Funded by the Freshwater Improvement Fund from the Ministry for the Environment, and Horowhenua District Council, a 10 hectare trial at The Pot is underway. Mānuka, kānuka and 12 other NZ-native species have replaced radiata pine at the Pot and over the next five years the team will investigate if this special plant can enhance the land treatment of wastewater.
Over the last six months, >70,000 native trees have been planted at the site and over 350 soil samples have been taken. The soil sampling at this early stage will give the scientists a baseline to compare against once the trial is finished. The natives largely consist of mānuka and kānuka, but also include more than 20 other native species. The planting has been undertaken in a specially designed way to allow the scientists to compare the different species, with measurements of growth and drainage water.
Next up is the installation of specialised scientific equipment, water flux meters, that will measure the drainage water flow around the roots of the mānuka, kānuka and other plants. This will ultimately tell us what happens to different contaminants in the wastewater as they interact with the root systems of the plants.
The hope for this site is that the native ecosystem approach will significantly reduce contaminant leaching and will enhance biodiversity, protect vulnerable soils and improve water quality in the Waiwiri catchment.
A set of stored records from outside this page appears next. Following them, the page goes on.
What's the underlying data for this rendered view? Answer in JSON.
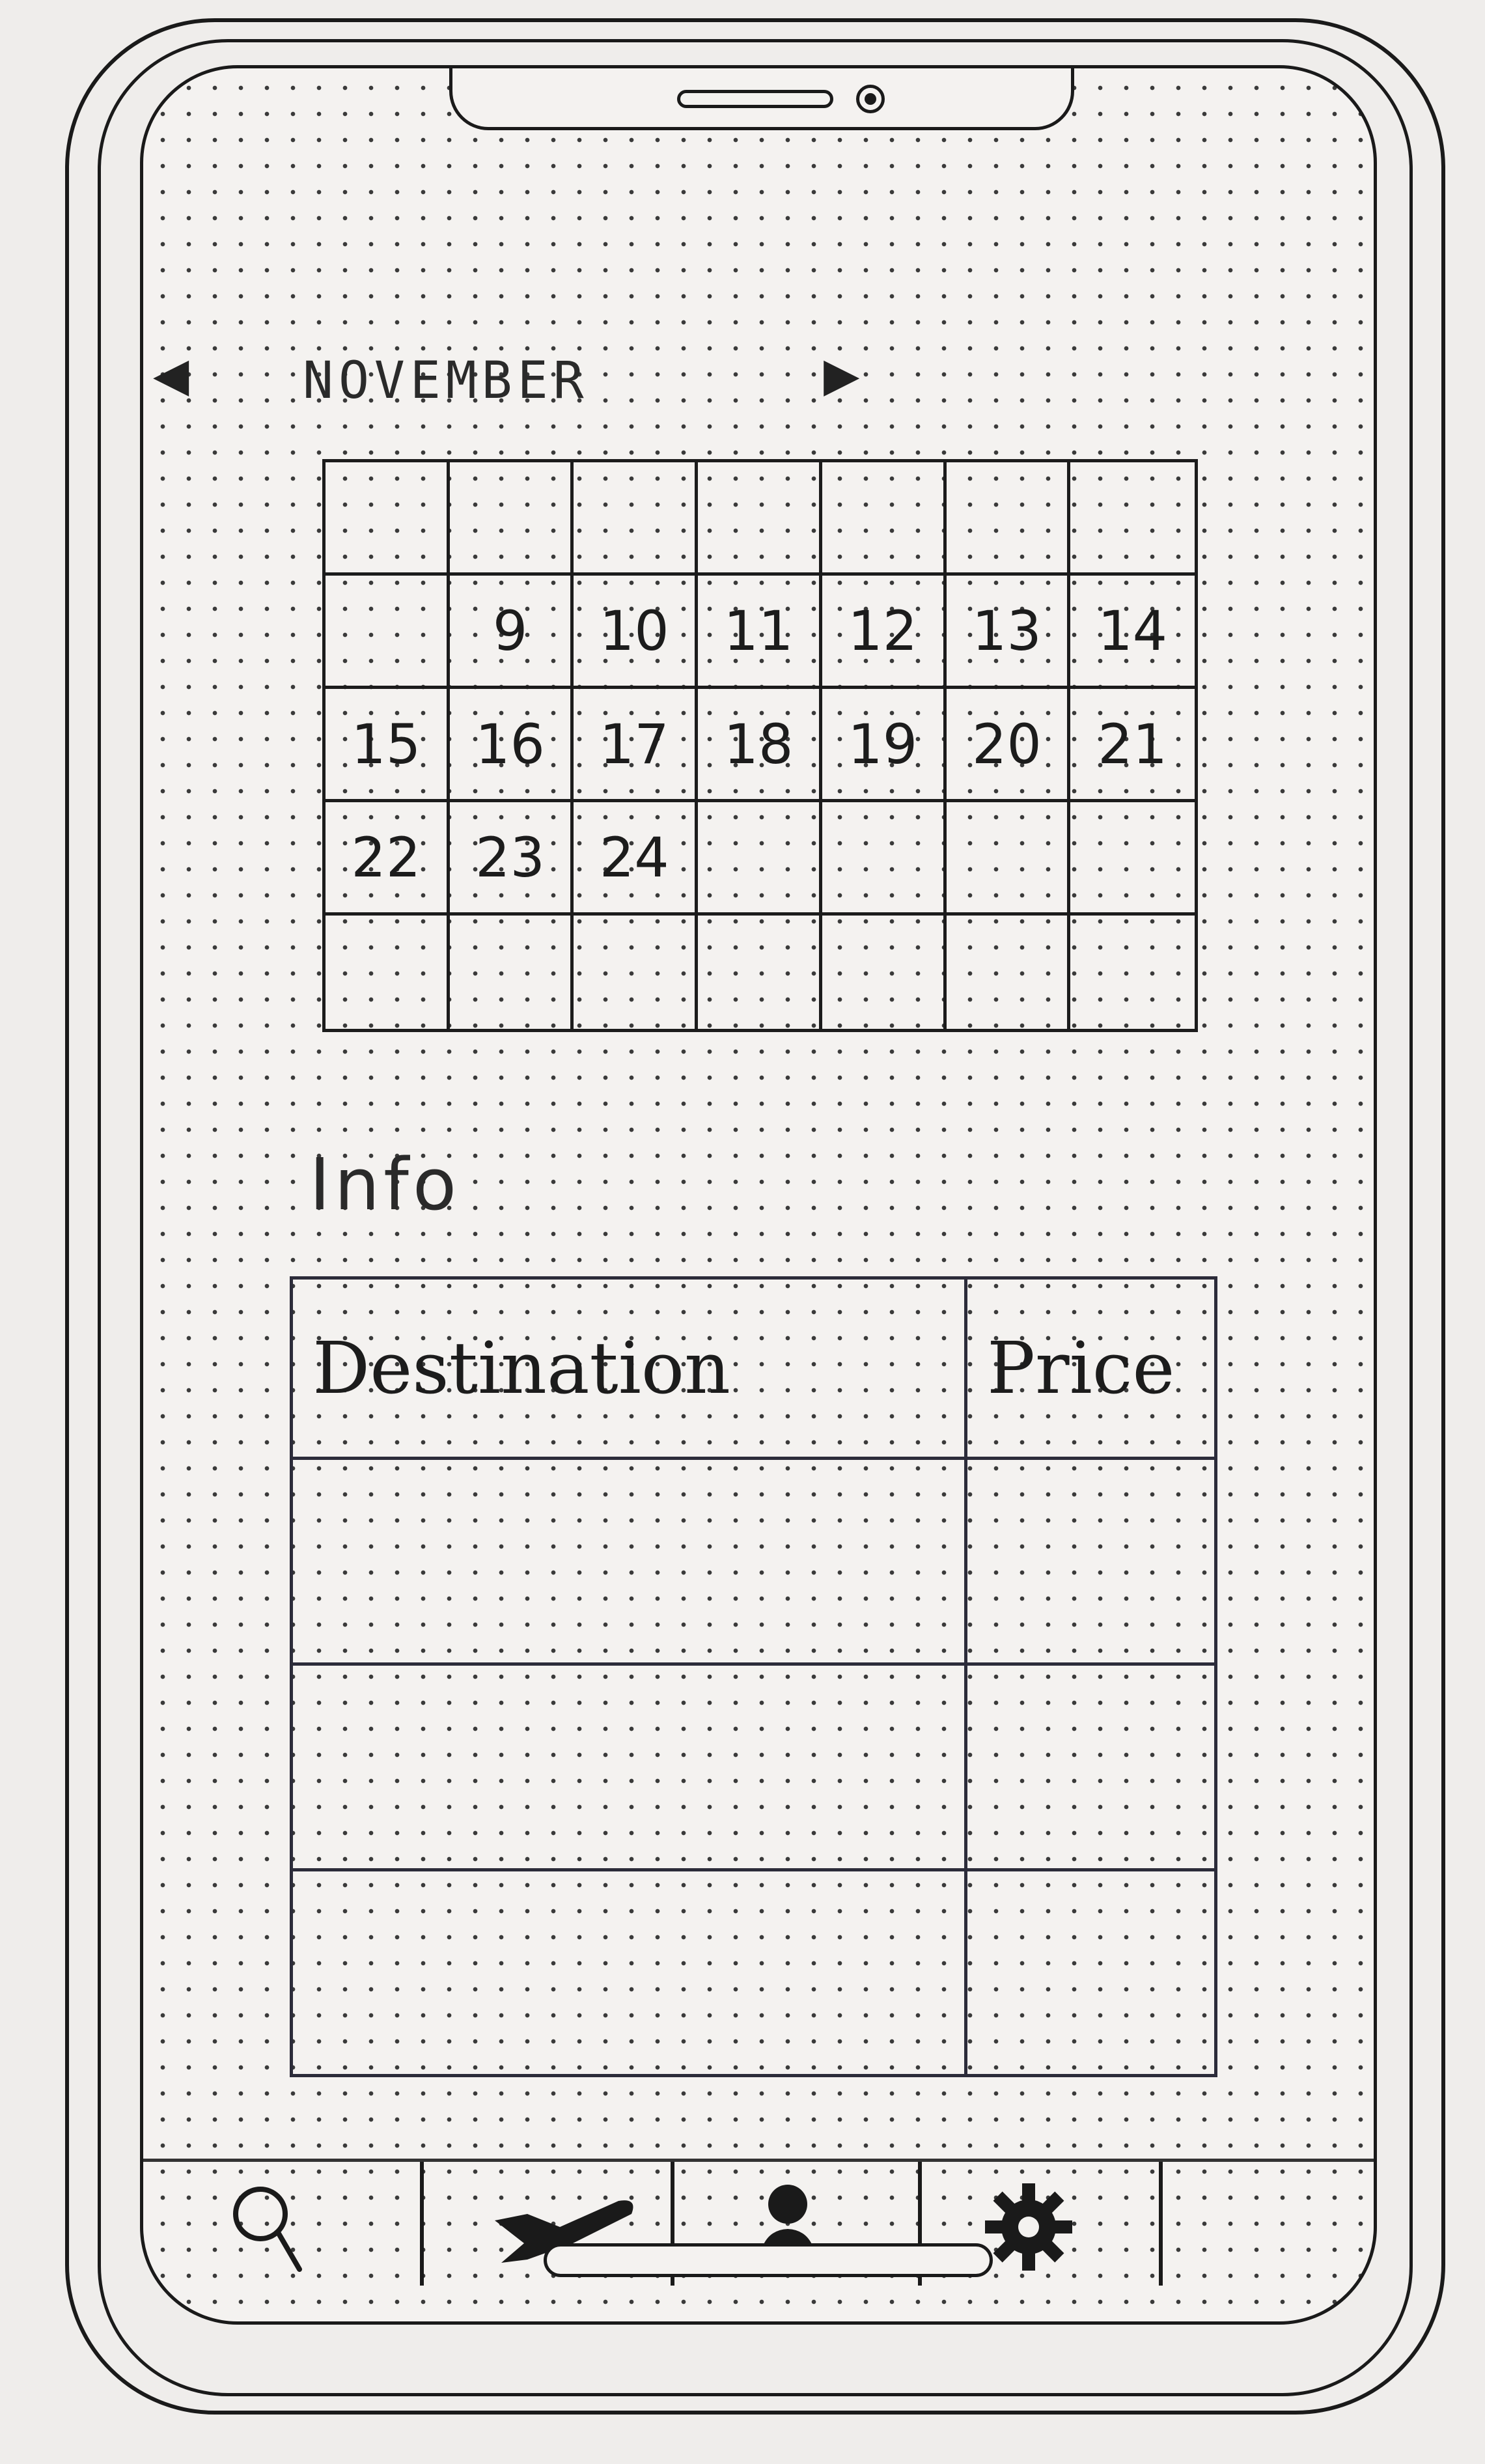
{
  "calendar": {
    "month": "NOVEMBER",
    "prev_arrow": "◀",
    "next_arrow": "▶",
    "rows": [
      [
        "",
        "",
        "",
        "",
        "",
        "",
        ""
      ],
      [
        "",
        "9",
        "10",
        "11",
        "12",
        "13",
        "14"
      ],
      [
        "15",
        "16",
        "17",
        "18",
        "19",
        "20",
        "21"
      ],
      [
        "22",
        "23",
        "24",
        "",
        "",
        "",
        ""
      ],
      [
        "",
        "",
        "",
        "",
        "",
        "",
        ""
      ]
    ]
  },
  "info": {
    "title": "Info",
    "columns": [
      "Destination",
      "Price"
    ],
    "rows": [
      [
        "",
        ""
      ],
      [
        "",
        ""
      ],
      [
        "",
        ""
      ]
    ]
  },
  "tabs": [
    {
      "name": "search",
      "icon": "search-icon"
    },
    {
      "name": "flights",
      "icon": "airplane-icon"
    },
    {
      "name": "profile",
      "icon": "person-icon"
    },
    {
      "name": "settings",
      "icon": "gear-icon"
    }
  ]
}
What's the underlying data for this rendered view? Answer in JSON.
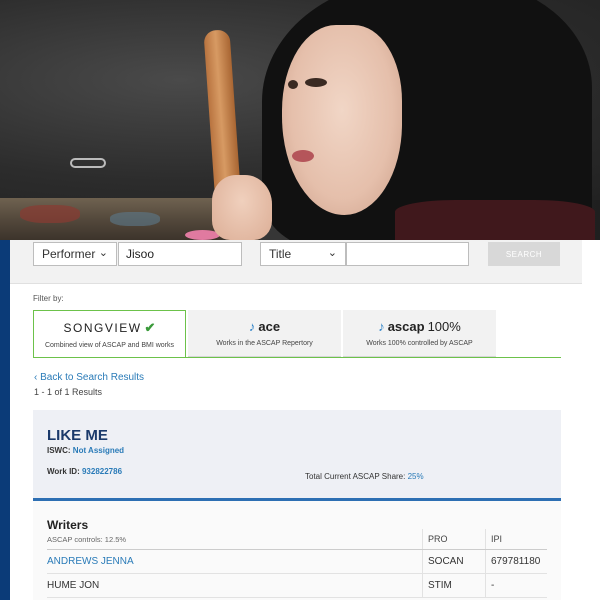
{
  "search": {
    "field_select": "Performer",
    "query_value": "Jisoo",
    "type_select": "Title",
    "secondary_value": "",
    "button_label": "SEARCH"
  },
  "filters": {
    "label": "Filter by:",
    "tabs": [
      {
        "logo_text": "SONGVIEW",
        "logo_mark": "✔",
        "description": "Combined view of ASCAP and BMI works",
        "active": true
      },
      {
        "logo_text": "ace",
        "logo_mark": "♪",
        "description": "Works in the ASCAP Repertory",
        "active": false
      },
      {
        "logo_text": "ascap",
        "logo_suffix": "100%",
        "logo_mark": "♪",
        "description": "Works 100% controlled by ASCAP",
        "active": false
      }
    ]
  },
  "nav": {
    "back_label": "Back to Search Results",
    "results_count": "1 - 1 of 1 Results"
  },
  "work": {
    "title": "LIKE ME",
    "iswc_label": "ISWC:",
    "iswc_value": "Not Assigned",
    "work_id_label": "Work ID:",
    "work_id_value": "932822786",
    "share_label": "Total Current ASCAP Share:",
    "share_value": "25%"
  },
  "writers": {
    "heading": "Writers",
    "controls": "ASCAP controls: 12.5%",
    "columns": {
      "pro": "PRO",
      "ipi": "IPI"
    },
    "rows": [
      {
        "name": "ANDREWS JENNA",
        "pro": "SOCAN",
        "ipi": "679781180",
        "linked": true
      },
      {
        "name": "HUME JON",
        "pro": "STIM",
        "ipi": "-",
        "linked": false
      }
    ]
  },
  "colors": {
    "brand_navy": "#0b3b78",
    "link_blue": "#2a7bb8",
    "active_green": "#6cc24a",
    "card_bg": "#eef0f5"
  }
}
This project poses a great opportunity for the researchers at CIBR for investigating the first full scale application of treated municipal watewater on NZ native vegetation in the country. The applied research component of this project is twofold, first we can provide validation of the benefits of mānuka/kānuka-dominated ecosystems to enhance the land treatment of land applied wastewater in an operational environment. Secondly, we will collate information on the accumulation, fate and effects of emerging organic contaminants in wastewater applied to land. This is a knowledge gap for both councils and communities and Horowhenua District Council have been asked to provide key stakeholders with information on the impacts of emerging organic contaminants in the environment.